Records provided:

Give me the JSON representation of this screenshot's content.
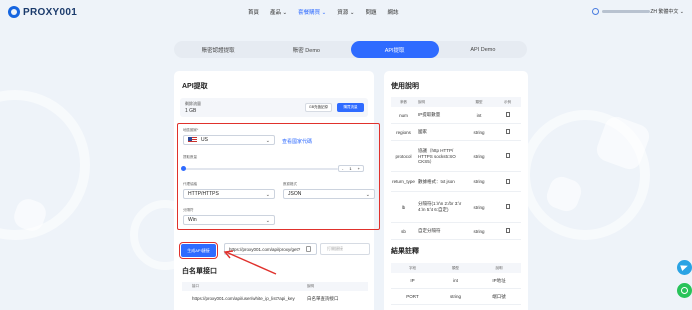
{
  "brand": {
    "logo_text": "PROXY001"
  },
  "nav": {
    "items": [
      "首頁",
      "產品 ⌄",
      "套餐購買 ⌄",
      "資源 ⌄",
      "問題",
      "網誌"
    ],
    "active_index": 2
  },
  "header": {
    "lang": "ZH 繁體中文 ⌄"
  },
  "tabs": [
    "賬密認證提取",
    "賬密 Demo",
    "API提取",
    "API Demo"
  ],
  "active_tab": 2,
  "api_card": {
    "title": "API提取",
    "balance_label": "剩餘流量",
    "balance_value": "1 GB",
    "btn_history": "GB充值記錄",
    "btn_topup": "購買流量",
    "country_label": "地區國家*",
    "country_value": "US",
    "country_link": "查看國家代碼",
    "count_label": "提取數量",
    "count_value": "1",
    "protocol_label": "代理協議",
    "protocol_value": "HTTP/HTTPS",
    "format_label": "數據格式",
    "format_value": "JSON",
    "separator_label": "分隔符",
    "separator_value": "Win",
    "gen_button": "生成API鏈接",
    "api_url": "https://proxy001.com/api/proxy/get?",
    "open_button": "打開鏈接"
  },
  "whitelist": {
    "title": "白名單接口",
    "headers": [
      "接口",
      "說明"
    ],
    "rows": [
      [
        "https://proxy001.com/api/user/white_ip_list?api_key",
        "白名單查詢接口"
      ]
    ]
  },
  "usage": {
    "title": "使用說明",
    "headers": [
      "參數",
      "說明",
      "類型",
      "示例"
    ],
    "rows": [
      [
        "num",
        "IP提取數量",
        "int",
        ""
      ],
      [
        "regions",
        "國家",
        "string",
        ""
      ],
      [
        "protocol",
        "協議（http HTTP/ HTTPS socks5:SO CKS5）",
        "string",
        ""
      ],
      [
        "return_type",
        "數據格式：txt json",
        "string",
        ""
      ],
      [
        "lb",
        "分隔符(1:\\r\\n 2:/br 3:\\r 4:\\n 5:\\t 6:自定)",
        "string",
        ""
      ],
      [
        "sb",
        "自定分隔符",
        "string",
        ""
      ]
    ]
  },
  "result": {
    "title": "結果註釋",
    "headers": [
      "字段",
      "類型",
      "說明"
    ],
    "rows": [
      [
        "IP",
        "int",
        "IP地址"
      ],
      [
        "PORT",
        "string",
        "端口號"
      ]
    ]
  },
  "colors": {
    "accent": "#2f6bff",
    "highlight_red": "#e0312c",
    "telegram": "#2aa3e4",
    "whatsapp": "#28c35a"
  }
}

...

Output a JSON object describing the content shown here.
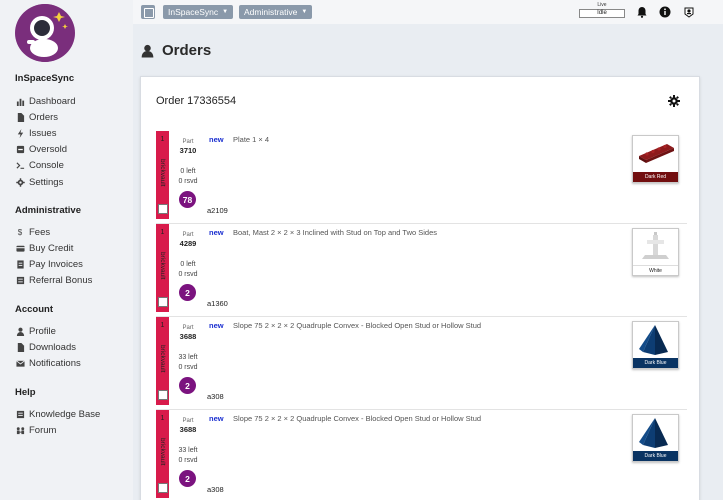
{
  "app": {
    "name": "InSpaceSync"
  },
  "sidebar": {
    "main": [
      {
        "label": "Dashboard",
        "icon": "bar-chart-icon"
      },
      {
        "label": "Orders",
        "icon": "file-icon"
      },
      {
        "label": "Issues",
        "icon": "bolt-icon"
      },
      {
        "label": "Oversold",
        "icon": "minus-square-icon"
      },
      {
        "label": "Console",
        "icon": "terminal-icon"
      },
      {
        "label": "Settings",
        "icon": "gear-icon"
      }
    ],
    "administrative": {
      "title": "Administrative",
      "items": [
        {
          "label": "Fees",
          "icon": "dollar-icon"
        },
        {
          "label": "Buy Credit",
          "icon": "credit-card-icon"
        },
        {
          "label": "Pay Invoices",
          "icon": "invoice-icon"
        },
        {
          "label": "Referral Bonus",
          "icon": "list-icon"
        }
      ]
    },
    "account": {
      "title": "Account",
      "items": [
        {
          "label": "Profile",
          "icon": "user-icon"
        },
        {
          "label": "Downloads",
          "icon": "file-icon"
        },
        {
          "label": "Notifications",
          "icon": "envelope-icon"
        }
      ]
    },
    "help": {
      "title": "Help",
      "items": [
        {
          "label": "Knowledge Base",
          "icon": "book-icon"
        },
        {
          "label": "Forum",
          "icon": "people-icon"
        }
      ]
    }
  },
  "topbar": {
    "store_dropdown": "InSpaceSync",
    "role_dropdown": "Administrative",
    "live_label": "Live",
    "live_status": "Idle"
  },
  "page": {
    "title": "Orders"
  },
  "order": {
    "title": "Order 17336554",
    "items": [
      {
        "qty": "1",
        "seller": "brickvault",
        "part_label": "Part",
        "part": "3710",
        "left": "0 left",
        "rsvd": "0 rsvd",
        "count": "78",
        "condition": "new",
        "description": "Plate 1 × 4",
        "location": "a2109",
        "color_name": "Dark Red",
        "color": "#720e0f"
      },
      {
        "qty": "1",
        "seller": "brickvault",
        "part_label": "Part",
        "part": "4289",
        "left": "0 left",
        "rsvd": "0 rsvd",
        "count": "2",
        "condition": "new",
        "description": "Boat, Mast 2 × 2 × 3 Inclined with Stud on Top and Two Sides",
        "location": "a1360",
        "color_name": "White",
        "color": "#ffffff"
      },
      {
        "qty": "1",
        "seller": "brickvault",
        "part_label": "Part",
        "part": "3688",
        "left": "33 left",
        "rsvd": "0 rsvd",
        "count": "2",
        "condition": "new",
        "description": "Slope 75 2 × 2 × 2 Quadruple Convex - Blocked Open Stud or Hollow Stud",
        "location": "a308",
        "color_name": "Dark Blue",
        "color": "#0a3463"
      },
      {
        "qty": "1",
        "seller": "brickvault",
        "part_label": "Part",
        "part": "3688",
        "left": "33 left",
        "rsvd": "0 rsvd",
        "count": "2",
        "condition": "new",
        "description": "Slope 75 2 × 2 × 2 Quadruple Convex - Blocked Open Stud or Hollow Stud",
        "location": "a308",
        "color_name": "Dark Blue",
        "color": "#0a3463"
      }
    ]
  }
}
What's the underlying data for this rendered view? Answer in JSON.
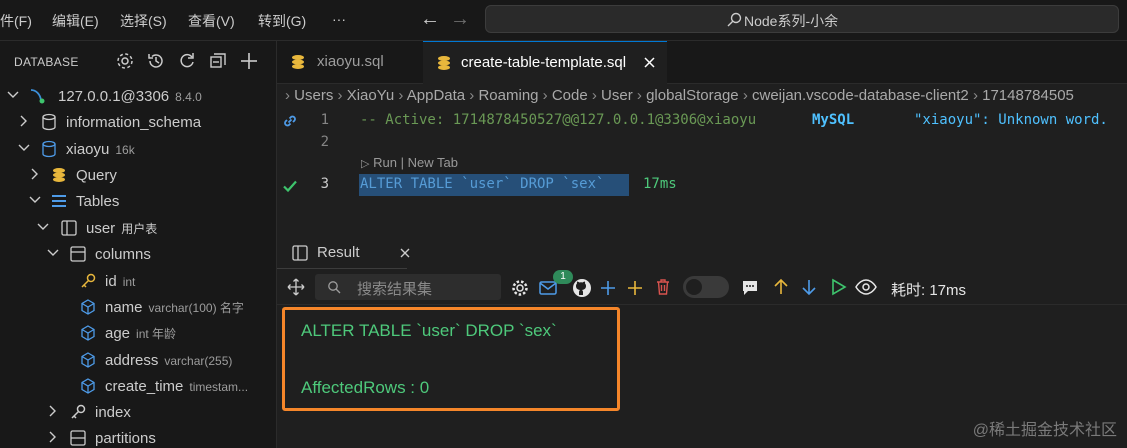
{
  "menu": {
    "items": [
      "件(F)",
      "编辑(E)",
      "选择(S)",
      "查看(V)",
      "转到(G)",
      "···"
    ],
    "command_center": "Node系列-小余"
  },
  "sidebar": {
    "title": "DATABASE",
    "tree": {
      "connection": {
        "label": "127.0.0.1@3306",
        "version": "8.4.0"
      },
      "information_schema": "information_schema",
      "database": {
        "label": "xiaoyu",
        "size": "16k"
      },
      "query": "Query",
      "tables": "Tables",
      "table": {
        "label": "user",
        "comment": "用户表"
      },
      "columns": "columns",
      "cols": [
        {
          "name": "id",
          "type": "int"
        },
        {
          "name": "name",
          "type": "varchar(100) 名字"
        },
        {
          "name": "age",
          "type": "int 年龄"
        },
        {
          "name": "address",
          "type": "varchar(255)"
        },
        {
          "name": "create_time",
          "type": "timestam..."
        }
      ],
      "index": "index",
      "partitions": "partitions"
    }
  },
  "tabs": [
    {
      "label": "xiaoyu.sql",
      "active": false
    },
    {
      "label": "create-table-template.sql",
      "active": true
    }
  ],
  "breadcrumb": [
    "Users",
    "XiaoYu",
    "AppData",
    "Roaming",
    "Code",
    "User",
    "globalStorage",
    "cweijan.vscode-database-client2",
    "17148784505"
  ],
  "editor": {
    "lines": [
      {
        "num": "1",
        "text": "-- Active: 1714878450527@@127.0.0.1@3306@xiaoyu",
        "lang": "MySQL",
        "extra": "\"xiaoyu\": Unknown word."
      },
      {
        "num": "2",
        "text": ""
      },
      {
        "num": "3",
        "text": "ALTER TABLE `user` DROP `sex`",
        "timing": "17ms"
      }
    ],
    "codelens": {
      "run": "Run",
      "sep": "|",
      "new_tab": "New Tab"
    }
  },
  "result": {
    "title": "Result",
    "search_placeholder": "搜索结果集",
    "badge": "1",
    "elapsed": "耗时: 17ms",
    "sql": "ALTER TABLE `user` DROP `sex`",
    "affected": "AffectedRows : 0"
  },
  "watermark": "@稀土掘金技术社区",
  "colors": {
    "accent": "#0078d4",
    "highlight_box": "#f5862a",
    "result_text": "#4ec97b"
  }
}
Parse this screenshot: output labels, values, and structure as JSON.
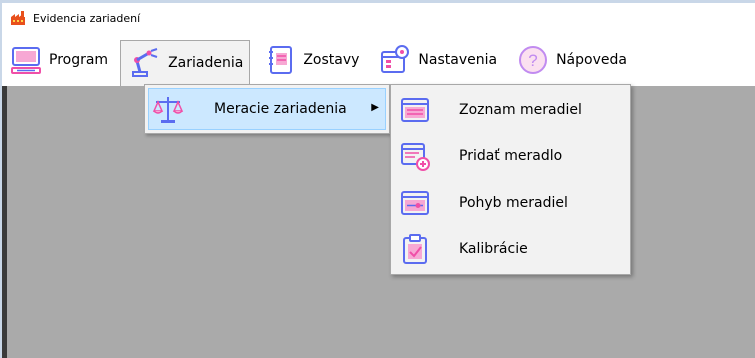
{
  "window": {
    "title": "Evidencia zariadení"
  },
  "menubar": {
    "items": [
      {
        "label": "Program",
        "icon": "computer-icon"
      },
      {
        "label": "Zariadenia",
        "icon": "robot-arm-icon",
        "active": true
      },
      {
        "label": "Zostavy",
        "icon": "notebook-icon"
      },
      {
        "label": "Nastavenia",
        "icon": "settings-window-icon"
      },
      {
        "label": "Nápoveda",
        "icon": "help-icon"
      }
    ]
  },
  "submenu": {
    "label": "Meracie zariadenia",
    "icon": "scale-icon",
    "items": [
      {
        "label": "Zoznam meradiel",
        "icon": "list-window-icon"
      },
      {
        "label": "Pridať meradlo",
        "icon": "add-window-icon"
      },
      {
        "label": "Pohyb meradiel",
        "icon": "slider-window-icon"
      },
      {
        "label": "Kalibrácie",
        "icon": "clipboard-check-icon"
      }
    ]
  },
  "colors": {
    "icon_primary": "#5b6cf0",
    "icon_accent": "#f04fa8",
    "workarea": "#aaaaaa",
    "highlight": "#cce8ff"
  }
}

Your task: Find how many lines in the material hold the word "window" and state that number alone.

Output for this task: 5